“I guess if I have an answer at all, it’s to try to make people understand what’s in it for them, to actually care about this stuff.”

Thompson sees the fruits of division at work here, “a society composed of factions that can’t see eye to eye on anything.” Election deniers looked a fact in the eye and dismissed it, he says, an action that “threatened the very bedrock of our democracy.”

That idea was largely rejected in the midterm elections, Thompson says, “but it’s still a threat.”

Democracy, he says, is understanding someone else’s point of view. And something’s happened over time that the 59-year-old Thompson sees. He points out that when he was a boy, there were only three television channels.

“Even if we didn’t agree on the meaning of the news, we got the same news,” he says. The war in Vietnam was perhaps the biggest news of the day. “Some of us were radically against it, some of us supported it.”
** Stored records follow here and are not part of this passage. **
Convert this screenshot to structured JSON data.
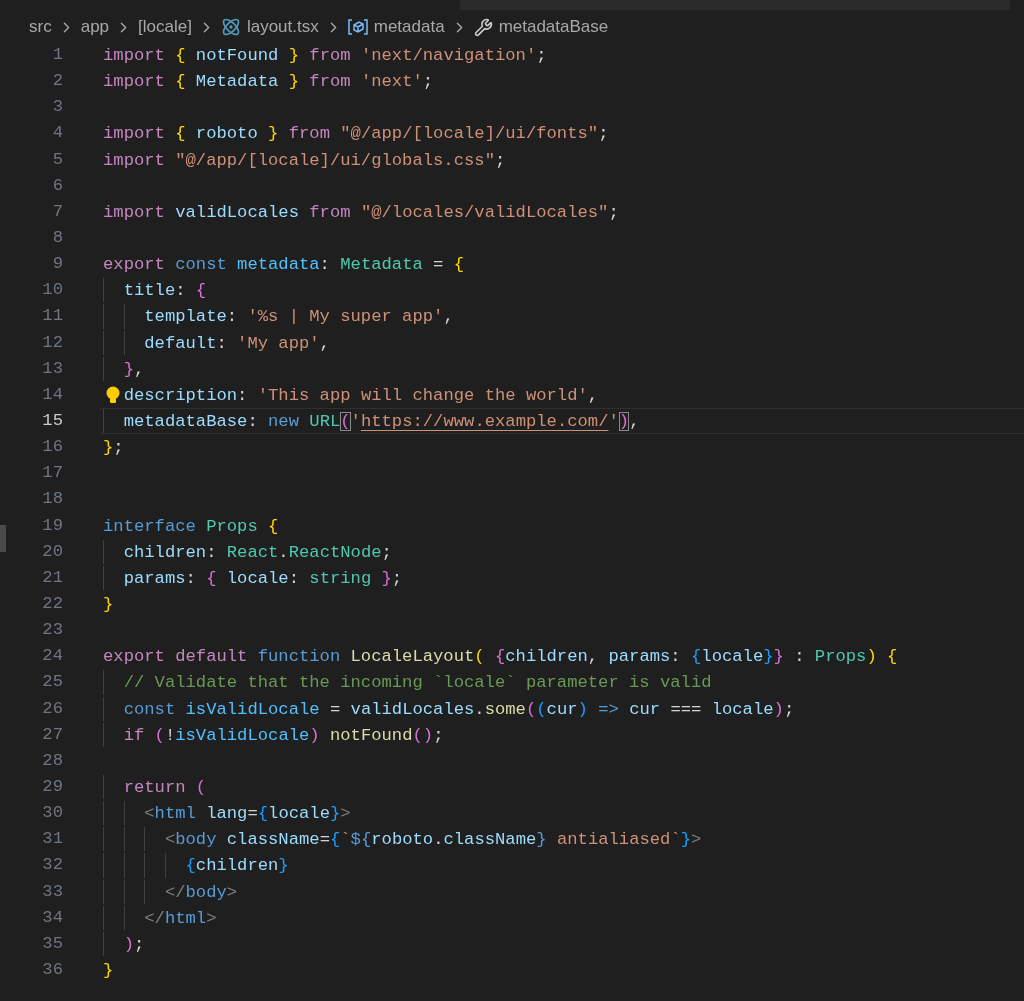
{
  "breadcrumb": [
    {
      "text": "src",
      "kind": "folder"
    },
    {
      "text": "app",
      "kind": "folder"
    },
    {
      "text": "[locale]",
      "kind": "folder"
    },
    {
      "text": "layout.tsx",
      "kind": "file"
    },
    {
      "text": "metadata",
      "kind": "symbol"
    },
    {
      "text": "metadataBase",
      "kind": "property"
    }
  ],
  "lines": [
    {
      "n": "1",
      "selected": false,
      "lightbulb": false,
      "tokens": [
        {
          "text": "import ",
          "kind": "kw"
        },
        {
          "text": "{",
          "kind": "b1"
        },
        {
          "text": " notFound ",
          "kind": "var"
        },
        {
          "text": "}",
          "kind": "b1"
        },
        {
          "text": " from ",
          "kind": "kw"
        },
        {
          "text": "'next/navigation'",
          "kind": "str"
        },
        {
          "text": ";",
          "kind": "p"
        }
      ]
    },
    {
      "n": "2",
      "selected": false,
      "lightbulb": false,
      "tokens": [
        {
          "text": "import ",
          "kind": "kw"
        },
        {
          "text": "{",
          "kind": "b1"
        },
        {
          "text": " Metadata ",
          "kind": "var"
        },
        {
          "text": "}",
          "kind": "b1"
        },
        {
          "text": " from ",
          "kind": "kw"
        },
        {
          "text": "'next'",
          "kind": "str"
        },
        {
          "text": ";",
          "kind": "p"
        }
      ]
    },
    {
      "n": "3",
      "selected": false,
      "lightbulb": false
    },
    {
      "n": "4",
      "selected": false,
      "lightbulb": false,
      "tokens": [
        {
          "text": "import ",
          "kind": "kw"
        },
        {
          "text": "{",
          "kind": "b1"
        },
        {
          "text": " roboto ",
          "kind": "var"
        },
        {
          "text": "}",
          "kind": "b1"
        },
        {
          "text": " from ",
          "kind": "kw"
        },
        {
          "text": "\"@/app/[locale]/ui/fonts\"",
          "kind": "str"
        },
        {
          "text": ";",
          "kind": "p"
        }
      ]
    },
    {
      "n": "5",
      "selected": false,
      "lightbulb": false,
      "tokens": [
        {
          "text": "import ",
          "kind": "kw"
        },
        {
          "text": "\"@/app/[locale]/ui/globals.css\"",
          "kind": "str"
        },
        {
          "text": ";",
          "kind": "p"
        }
      ]
    },
    {
      "n": "6",
      "selected": false,
      "lightbulb": false
    },
    {
      "n": "7",
      "selected": false,
      "lightbulb": false,
      "tokens": [
        {
          "text": "import",
          "kind": "kw"
        },
        {
          "text": " validLocales ",
          "kind": "var"
        },
        {
          "text": "from ",
          "kind": "kw"
        },
        {
          "text": "\"@/locales/validLocales\"",
          "kind": "str"
        },
        {
          "text": ";",
          "kind": "p"
        }
      ]
    },
    {
      "n": "8",
      "selected": false,
      "lightbulb": false
    },
    {
      "n": "9",
      "selected": false,
      "lightbulb": false,
      "tokens": [
        {
          "text": "export ",
          "kind": "kw"
        },
        {
          "text": "const ",
          "kind": "storage"
        },
        {
          "text": "metadata",
          "kind": "const"
        },
        {
          "text": ": ",
          "kind": "p"
        },
        {
          "text": "Metadata",
          "kind": "type"
        },
        {
          "text": " = ",
          "kind": "p"
        },
        {
          "text": "{",
          "kind": "b1"
        }
      ]
    },
    {
      "n": "10",
      "selected": false,
      "lightbulb": false,
      "tokens": [
        {
          "text": "  title",
          "kind": "var"
        },
        {
          "text": ": ",
          "kind": "p"
        },
        {
          "text": "{",
          "kind": "b2"
        }
      ]
    },
    {
      "n": "11",
      "selected": false,
      "lightbulb": false,
      "tokens": [
        {
          "text": "    template",
          "kind": "var"
        },
        {
          "text": ": ",
          "kind": "p"
        },
        {
          "text": "'%s | My super app'",
          "kind": "str"
        },
        {
          "text": ",",
          "kind": "p"
        }
      ]
    },
    {
      "n": "12",
      "selected": false,
      "lightbulb": false,
      "tokens": [
        {
          "text": "    default",
          "kind": "var"
        },
        {
          "text": ": ",
          "kind": "p"
        },
        {
          "text": "'My app'",
          "kind": "str"
        },
        {
          "text": ",",
          "kind": "p"
        }
      ]
    },
    {
      "n": "13",
      "selected": false,
      "lightbulb": false,
      "tokens": [
        {
          "text": "  }",
          "kind": "b2"
        },
        {
          "text": ",",
          "kind": "p"
        }
      ]
    },
    {
      "n": "14",
      "selected": false,
      "lightbulb": true,
      "tokens": [
        {
          "text": "  description",
          "kind": "var"
        },
        {
          "text": ": ",
          "kind": "p"
        },
        {
          "text": "'This app will change the world'",
          "kind": "str"
        },
        {
          "text": ",",
          "kind": "p"
        }
      ]
    },
    {
      "n": "15",
      "selected": true,
      "lightbulb": false,
      "tokens": [
        {
          "text": "  metadataBase",
          "kind": "var"
        },
        {
          "text": ": ",
          "kind": "p"
        },
        {
          "text": "new ",
          "kind": "storage"
        },
        {
          "text": "URL",
          "kind": "type"
        },
        {
          "text": "(",
          "kind": "b2match"
        },
        {
          "text": "'",
          "kind": "str"
        },
        {
          "text": "https://www.example.com/",
          "kind": "link"
        },
        {
          "text": "'",
          "kind": "str"
        },
        {
          "text": ")",
          "kind": "b2match"
        },
        {
          "text": ",",
          "kind": "p"
        }
      ]
    },
    {
      "n": "16",
      "selected": false,
      "lightbulb": false,
      "tokens": [
        {
          "text": "}",
          "kind": "b1"
        },
        {
          "text": ";",
          "kind": "p"
        }
      ]
    },
    {
      "n": "17",
      "selected": false,
      "lightbulb": false
    },
    {
      "n": "18",
      "selected": false,
      "lightbulb": false
    },
    {
      "n": "19",
      "selected": false,
      "lightbulb": false,
      "tokens": [
        {
          "text": "interface ",
          "kind": "storage"
        },
        {
          "text": "Props ",
          "kind": "type"
        },
        {
          "text": "{",
          "kind": "b1"
        }
      ]
    },
    {
      "n": "20",
      "selected": false,
      "lightbulb": false,
      "tokens": [
        {
          "text": "  children",
          "kind": "var"
        },
        {
          "text": ": ",
          "kind": "p"
        },
        {
          "text": "React",
          "kind": "type"
        },
        {
          "text": ".",
          "kind": "p"
        },
        {
          "text": "ReactNode",
          "kind": "type"
        },
        {
          "text": ";",
          "kind": "p"
        }
      ]
    },
    {
      "n": "21",
      "selected": false,
      "lightbulb": false,
      "tokens": [
        {
          "text": "  params",
          "kind": "var"
        },
        {
          "text": ": ",
          "kind": "p"
        },
        {
          "text": "{",
          "kind": "b2"
        },
        {
          "text": " locale",
          "kind": "var"
        },
        {
          "text": ": ",
          "kind": "p"
        },
        {
          "text": "string ",
          "kind": "type"
        },
        {
          "text": "}",
          "kind": "b2"
        },
        {
          "text": ";",
          "kind": "p"
        }
      ]
    },
    {
      "n": "22",
      "selected": false,
      "lightbulb": false,
      "tokens": [
        {
          "text": "}",
          "kind": "b1"
        }
      ]
    },
    {
      "n": "23",
      "selected": false,
      "lightbulb": false
    },
    {
      "n": "24",
      "selected": false,
      "lightbulb": false,
      "tokens": [
        {
          "text": "export default ",
          "kind": "kw"
        },
        {
          "text": "function ",
          "kind": "storage"
        },
        {
          "text": "LocaleLayout",
          "kind": "fn"
        },
        {
          "text": "( ",
          "kind": "b1"
        },
        {
          "text": "{",
          "kind": "b2"
        },
        {
          "text": "children",
          "kind": "var"
        },
        {
          "text": ", ",
          "kind": "p"
        },
        {
          "text": "params",
          "kind": "var"
        },
        {
          "text": ": ",
          "kind": "p"
        },
        {
          "text": "{",
          "kind": "b3"
        },
        {
          "text": "locale",
          "kind": "var"
        },
        {
          "text": "}",
          "kind": "b3"
        },
        {
          "text": "}",
          "kind": "b2"
        },
        {
          "text": " : ",
          "kind": "p"
        },
        {
          "text": "Props",
          "kind": "type"
        },
        {
          "text": ") {",
          "kind": "b1"
        }
      ]
    },
    {
      "n": "25",
      "selected": false,
      "lightbulb": false,
      "tokens": [
        {
          "text": "  // Validate that the incoming `locale` parameter is valid",
          "kind": "comment"
        }
      ]
    },
    {
      "n": "26",
      "selected": false,
      "lightbulb": false,
      "tokens": [
        {
          "text": "  const ",
          "kind": "storage"
        },
        {
          "text": "isValidLocale",
          "kind": "const"
        },
        {
          "text": " = ",
          "kind": "p"
        },
        {
          "text": "validLocales",
          "kind": "var"
        },
        {
          "text": ".",
          "kind": "p"
        },
        {
          "text": "some",
          "kind": "fn"
        },
        {
          "text": "(",
          "kind": "b2"
        },
        {
          "text": "(",
          "kind": "b3"
        },
        {
          "text": "cur",
          "kind": "var"
        },
        {
          "text": ")",
          "kind": "b3"
        },
        {
          "text": " => ",
          "kind": "storage"
        },
        {
          "text": "cur",
          "kind": "var"
        },
        {
          "text": " === ",
          "kind": "p"
        },
        {
          "text": "locale",
          "kind": "var"
        },
        {
          "text": ")",
          "kind": "b2"
        },
        {
          "text": ";",
          "kind": "p"
        }
      ]
    },
    {
      "n": "27",
      "selected": false,
      "lightbulb": false,
      "tokens": [
        {
          "text": "  if ",
          "kind": "kw"
        },
        {
          "text": "(",
          "kind": "b2"
        },
        {
          "text": "!",
          "kind": "p"
        },
        {
          "text": "isValidLocale",
          "kind": "const"
        },
        {
          "text": ") ",
          "kind": "b2"
        },
        {
          "text": "notFound",
          "kind": "fn"
        },
        {
          "text": "()",
          "kind": "b2"
        },
        {
          "text": ";",
          "kind": "p"
        }
      ]
    },
    {
      "n": "28",
      "selected": false,
      "lightbulb": false
    },
    {
      "n": "29",
      "selected": false,
      "lightbulb": false,
      "tokens": [
        {
          "text": "  return ",
          "kind": "kw"
        },
        {
          "text": "(",
          "kind": "b2"
        }
      ]
    },
    {
      "n": "30",
      "selected": false,
      "lightbulb": false,
      "tokens": [
        {
          "text": "    <",
          "kind": "tagp"
        },
        {
          "text": "html",
          "kind": "tag"
        },
        {
          "text": " lang",
          "kind": "var"
        },
        {
          "text": "=",
          "kind": "p"
        },
        {
          "text": "{",
          "kind": "b3"
        },
        {
          "text": "locale",
          "kind": "var"
        },
        {
          "text": "}",
          "kind": "b3"
        },
        {
          "text": ">",
          "kind": "tagp"
        }
      ]
    },
    {
      "n": "31",
      "selected": false,
      "lightbulb": false,
      "tokens": [
        {
          "text": "      <",
          "kind": "tagp"
        },
        {
          "text": "body",
          "kind": "tag"
        },
        {
          "text": " className",
          "kind": "var"
        },
        {
          "text": "=",
          "kind": "p"
        },
        {
          "text": "{",
          "kind": "b3"
        },
        {
          "text": "`",
          "kind": "str"
        },
        {
          "text": "${",
          "kind": "tag"
        },
        {
          "text": "roboto",
          "kind": "var"
        },
        {
          "text": ".",
          "kind": "p"
        },
        {
          "text": "className",
          "kind": "var"
        },
        {
          "text": "}",
          "kind": "tag"
        },
        {
          "text": " antialiased`",
          "kind": "str"
        },
        {
          "text": "}",
          "kind": "b3"
        },
        {
          "text": ">",
          "kind": "tagp"
        }
      ]
    },
    {
      "n": "32",
      "selected": false,
      "lightbulb": false,
      "tokens": [
        {
          "text": "        {",
          "kind": "b3"
        },
        {
          "text": "children",
          "kind": "var"
        },
        {
          "text": "}",
          "kind": "b3"
        }
      ]
    },
    {
      "n": "33",
      "selected": false,
      "lightbulb": false,
      "tokens": [
        {
          "text": "      </",
          "kind": "tagp"
        },
        {
          "text": "body",
          "kind": "tag"
        },
        {
          "text": ">",
          "kind": "tagp"
        }
      ]
    },
    {
      "n": "34",
      "selected": false,
      "lightbulb": false,
      "tokens": [
        {
          "text": "    </",
          "kind": "tagp"
        },
        {
          "text": "html",
          "kind": "tag"
        },
        {
          "text": ">",
          "kind": "tagp"
        }
      ]
    },
    {
      "n": "35",
      "selected": false,
      "lightbulb": false,
      "tokens": [
        {
          "text": "  )",
          "kind": "b2"
        },
        {
          "text": ";",
          "kind": "p"
        }
      ]
    },
    {
      "n": "36",
      "selected": false,
      "lightbulb": false,
      "tokens": [
        {
          "text": "}",
          "kind": "b1"
        }
      ]
    }
  ]
}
But now, we’re not all getting the same news. Any point of view can find some scrap of legitimization in today’s tsunami of media.

“You don’t want to silence voices,” Thompson says. “But we need an agreed-upon set of values, to find things that we can all agree on, that we all need.”

He calls them building blocks for more unity in society. All with the same goal: A stronger nation.

“We’re like people who speak different languages, yelling at each other, we just can’t understand each other,” Thompson says. “And the more we yell, the worse it gets."

Jeff Spevak has been a Rochester arts reporter for nearly three decades, with seven first-place finishes in the Associated Press New York State Features Writing Awards while working for the Democrat and Chronicle.